**Activity:** Verbatim copy without pictures. Please print every entry as it stands.
↓
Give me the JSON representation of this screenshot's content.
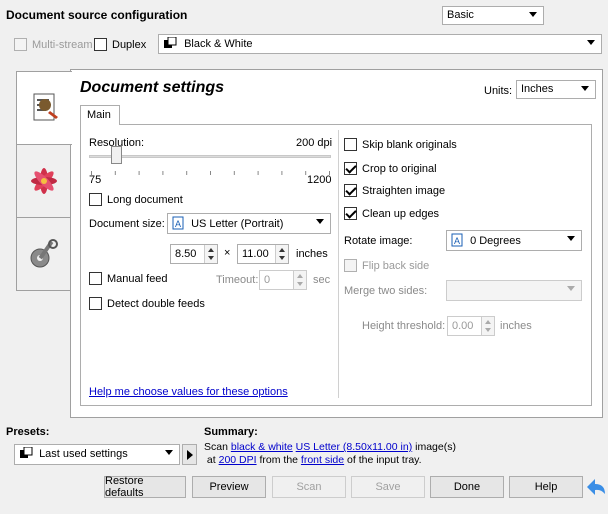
{
  "header": {
    "title": "Document source configuration",
    "mode_select": "Basic",
    "multistream_label": "Multi-stream",
    "duplex_label": "Duplex",
    "color_mode": "Black & White"
  },
  "panel": {
    "title": "Document settings",
    "units_label": "Units:",
    "units_value": "Inches",
    "tab_main": "Main"
  },
  "resolution": {
    "label": "Resolution:",
    "value_text": "200 dpi",
    "min": "75",
    "max": "1200",
    "level": 200
  },
  "left": {
    "long_document": "Long document",
    "doc_size_label": "Document size:",
    "doc_size_value": "US Letter (Portrait)",
    "width": "8.50",
    "times": "×",
    "height": "11.00",
    "inches": "inches",
    "manual_feed": "Manual feed",
    "timeout_label": "Timeout:",
    "timeout_value": "0",
    "sec": "sec",
    "detect_double": "Detect double feeds",
    "help_link": "Help me choose values for these options"
  },
  "right": {
    "skip_blank": "Skip blank originals",
    "crop": "Crop to original",
    "straighten": "Straighten image",
    "cleanup": "Clean up edges",
    "rotate_label": "Rotate image:",
    "rotate_value": "0 Degrees",
    "flip_back": "Flip back side",
    "merge_label": "Merge two sides:",
    "height_threshold_label": "Height threshold:",
    "height_threshold_value": "0.00",
    "height_unit": "inches"
  },
  "bottom": {
    "presets_label": "Presets:",
    "preset_value": "Last used settings",
    "summary_label": "Summary:",
    "summary_scan": "Scan",
    "summary_color": "black & white",
    "summary_size": "US Letter (8.50x11.00 in)",
    "summary_images": "image(s)",
    "summary_at": "at",
    "summary_dpi": "200 DPI",
    "summary_from": "from the",
    "summary_side": "front side",
    "summary_tail": "of the input tray."
  },
  "buttons": {
    "restore": "Restore defaults",
    "preview": "Preview",
    "scan": "Scan",
    "save": "Save",
    "done": "Done",
    "help": "Help"
  }
}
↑
**Output of the exercise:**
Give me the JSON representation of this screenshot's content.
{
  "header": {
    "title": "Document source configuration",
    "mode_select": "Basic",
    "multistream_label": "Multi-stream",
    "duplex_label": "Duplex",
    "color_mode": "Black & White"
  },
  "panel": {
    "title": "Document settings",
    "units_label": "Units:",
    "units_value": "Inches",
    "tab_main": "Main"
  },
  "resolution": {
    "label": "Resolution:",
    "value_text": "200 dpi",
    "min": "75",
    "max": "1200",
    "level": 200
  },
  "left": {
    "long_document": "Long document",
    "doc_size_label": "Document size:",
    "doc_size_value": "US Letter (Portrait)",
    "width": "8.50",
    "times": "×",
    "height": "11.00",
    "inches": "inches",
    "manual_feed": "Manual feed",
    "timeout_label": "Timeout:",
    "timeout_value": "0",
    "sec": "sec",
    "detect_double": "Detect double feeds",
    "help_link": "Help me choose values for these options"
  },
  "right": {
    "skip_blank": "Skip blank originals",
    "crop": "Crop to original",
    "straighten": "Straighten image",
    "cleanup": "Clean up edges",
    "rotate_label": "Rotate image:",
    "rotate_value": "0 Degrees",
    "flip_back": "Flip back side",
    "merge_label": "Merge two sides:",
    "height_threshold_label": "Height threshold:",
    "height_threshold_value": "0.00",
    "height_unit": "inches"
  },
  "bottom": {
    "presets_label": "Presets:",
    "preset_value": "Last used settings",
    "summary_label": "Summary:",
    "summary_scan": "Scan",
    "summary_color": "black & white",
    "summary_size": "US Letter (8.50x11.00 in)",
    "summary_images": "image(s)",
    "summary_at": "at",
    "summary_dpi": "200 DPI",
    "summary_from": "from the",
    "summary_side": "front side",
    "summary_tail": "of the input tray."
  },
  "buttons": {
    "restore": "Restore defaults",
    "preview": "Preview",
    "scan": "Scan",
    "save": "Save",
    "done": "Done",
    "help": "Help"
  }
}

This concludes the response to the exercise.